+ The Chinese government is committing grave violations of the human rights of Uyghur women. Reproductive rights abuses include forced consumption of birth control, IUD insertion, abortions, sterilizations and hormone injections.
How We’re Doing
+ New studies show that child marriage continues to occur at remarkably high rates in the U.S., with some states allowing marriage as young as age 14. The reports detail evidence of long-term health consequences, and an increased likelihood of abuse and poverty, for those that marry as minors.
+ A Gallup poll reveals 77 percent of American adults think nonviolent protests can spur positive change for Black Americans—9 percent higher than when the same question was asked in 1988.

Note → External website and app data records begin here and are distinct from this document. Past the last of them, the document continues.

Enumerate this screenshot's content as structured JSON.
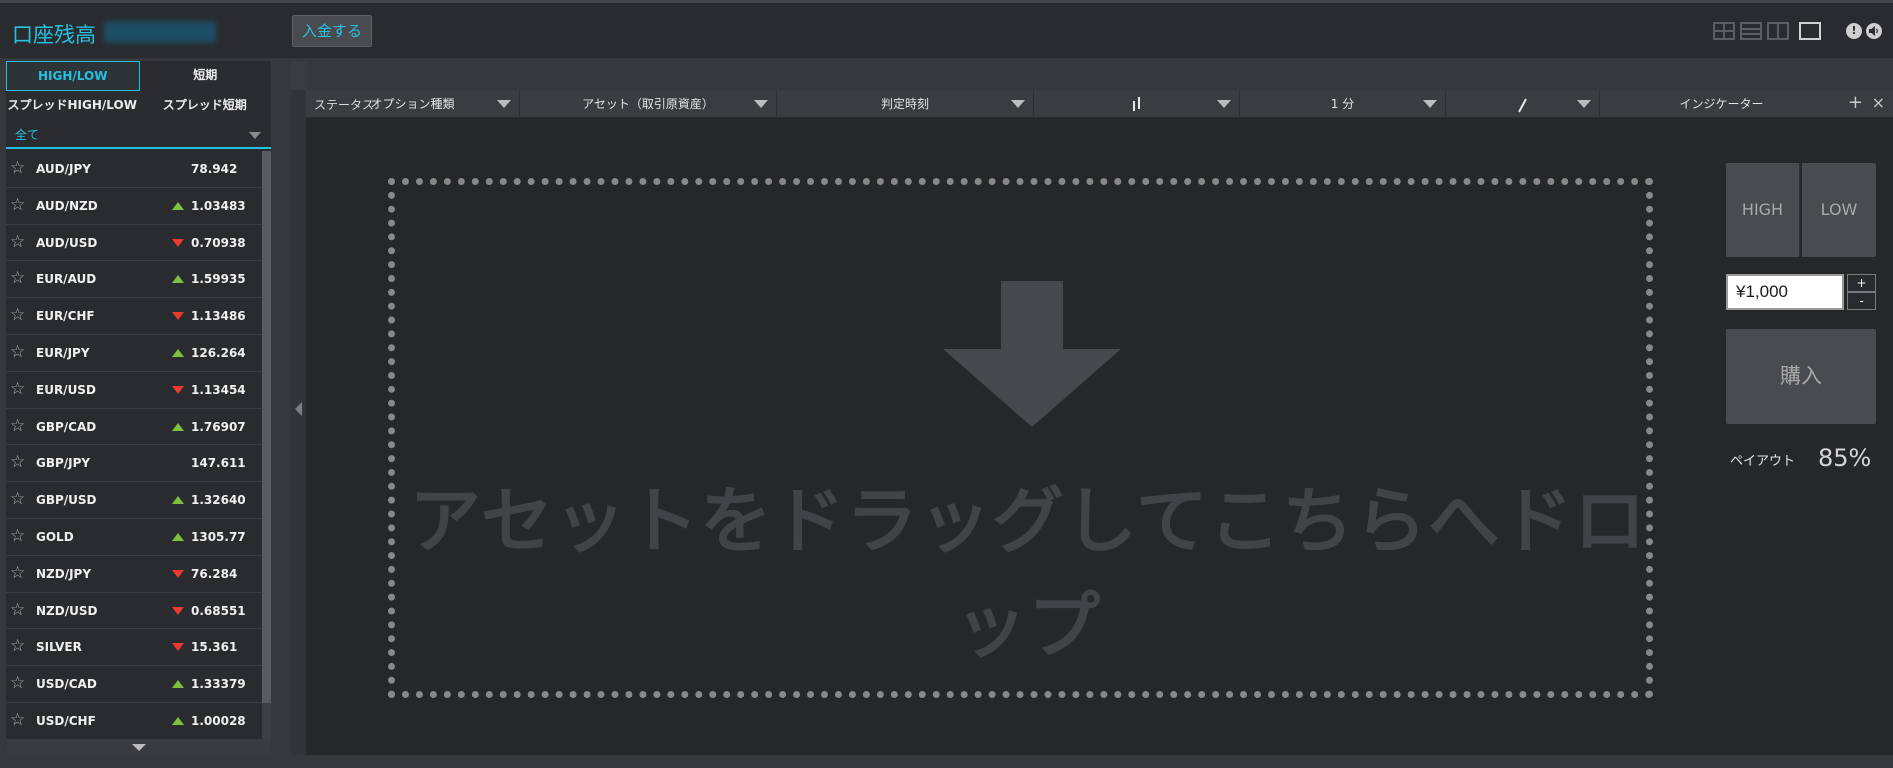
{
  "header": {
    "balance_label": "口座残高",
    "deposit_label": "入金する",
    "layout_icons": [
      "layout-grid-icon",
      "layout-rows-icon",
      "layout-columns-icon",
      "layout-single-icon"
    ],
    "alert_icon": "!",
    "sound_icon": "speaker-icon"
  },
  "sidebar": {
    "tabs": [
      "HIGH/LOW",
      "短期"
    ],
    "tabs2": [
      "スプレッドHIGH/LOW",
      "スプレッド短期"
    ],
    "category": "全て",
    "assets": [
      {
        "name": "AUD/JPY",
        "trend": "none",
        "price": "78.942"
      },
      {
        "name": "AUD/NZD",
        "trend": "up",
        "price": "1.03483"
      },
      {
        "name": "AUD/USD",
        "trend": "down",
        "price": "0.70938"
      },
      {
        "name": "EUR/AUD",
        "trend": "up",
        "price": "1.59935"
      },
      {
        "name": "EUR/CHF",
        "trend": "down",
        "price": "1.13486"
      },
      {
        "name": "EUR/JPY",
        "trend": "up",
        "price": "126.264"
      },
      {
        "name": "EUR/USD",
        "trend": "down",
        "price": "1.13454"
      },
      {
        "name": "GBP/CAD",
        "trend": "up",
        "price": "1.76907"
      },
      {
        "name": "GBP/JPY",
        "trend": "none",
        "price": "147.611"
      },
      {
        "name": "GBP/USD",
        "trend": "up",
        "price": "1.32640"
      },
      {
        "name": "GOLD",
        "trend": "up",
        "price": "1305.77"
      },
      {
        "name": "NZD/JPY",
        "trend": "down",
        "price": "76.284"
      },
      {
        "name": "NZD/USD",
        "trend": "down",
        "price": "0.68551"
      },
      {
        "name": "SILVER",
        "trend": "down",
        "price": "15.361"
      },
      {
        "name": "USD/CAD",
        "trend": "up",
        "price": "1.33379"
      },
      {
        "name": "USD/CHF",
        "trend": "up",
        "price": "1.00028"
      }
    ]
  },
  "toolbar": {
    "option_type": "オプション種類",
    "asset": "アセット（取引原資産）",
    "judge_time": "判定時刻",
    "interval": "1 分",
    "indicator": "インジケーター",
    "plus": "+",
    "close": "×"
  },
  "main": {
    "status_label": "ステータス:",
    "drop_text": "アセットをドラッグしてこちらへドロップ"
  },
  "trade": {
    "high_label": "HIGH",
    "low_label": "LOW",
    "amount": "¥1,000",
    "plus": "+",
    "minus": "-",
    "buy_label": "購入",
    "payout_label": "ペイアウト",
    "payout_value": "85%"
  },
  "colors": {
    "accent": "#25c0e2",
    "up": "#7dc142",
    "down": "#e83a2f"
  }
}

+ Numerous universities now mandate students take at least one ethnic studies class. This field of study focuses on race and racism, emphasizing the experiences of people of color. The growing list of institutions includes Emory, Pittsburgh University and the California State system.
+ According to the U.S. Chamber of Commerce, women-owned small businesses are going to have a tougher time recovering from the pandemic.
+ A whopping 71 percent of college students plan to vote this year. Of those surveyed, 70 percent plan to vote for Biden, and 18 percent are for Trump.
+ The Fourth Circuit Court of Appeals rules that it is unconstitutional for schools to ban children from using the bathroom of their choice. This is a major win for transgender rights.
+ Over a million Americans applied for employment benefits in the last two weeks—signaling more dark times ahead for the country’s economy.
+ Another Fort Hood soldier, Sgt. Elder Fernandez, recently died after reporting a sexual assault. This death comes on the heels of the murder of Vanessa Guillen, another Fort Hood soldier who similarly died after reporting sexual harassment.
+ A new article from Working Mother suggests that, during work-from-home, fathers are three times more likely than mothers to receive a work promotion. Economists worry what this may spell out for working women as coronavirus lockdowns continue on.
+ Today, women vote in higher proportions and numbers than men do. This voting power means that men are shifting towards women’s viewpoints on several issues, such as gender equality and the economy.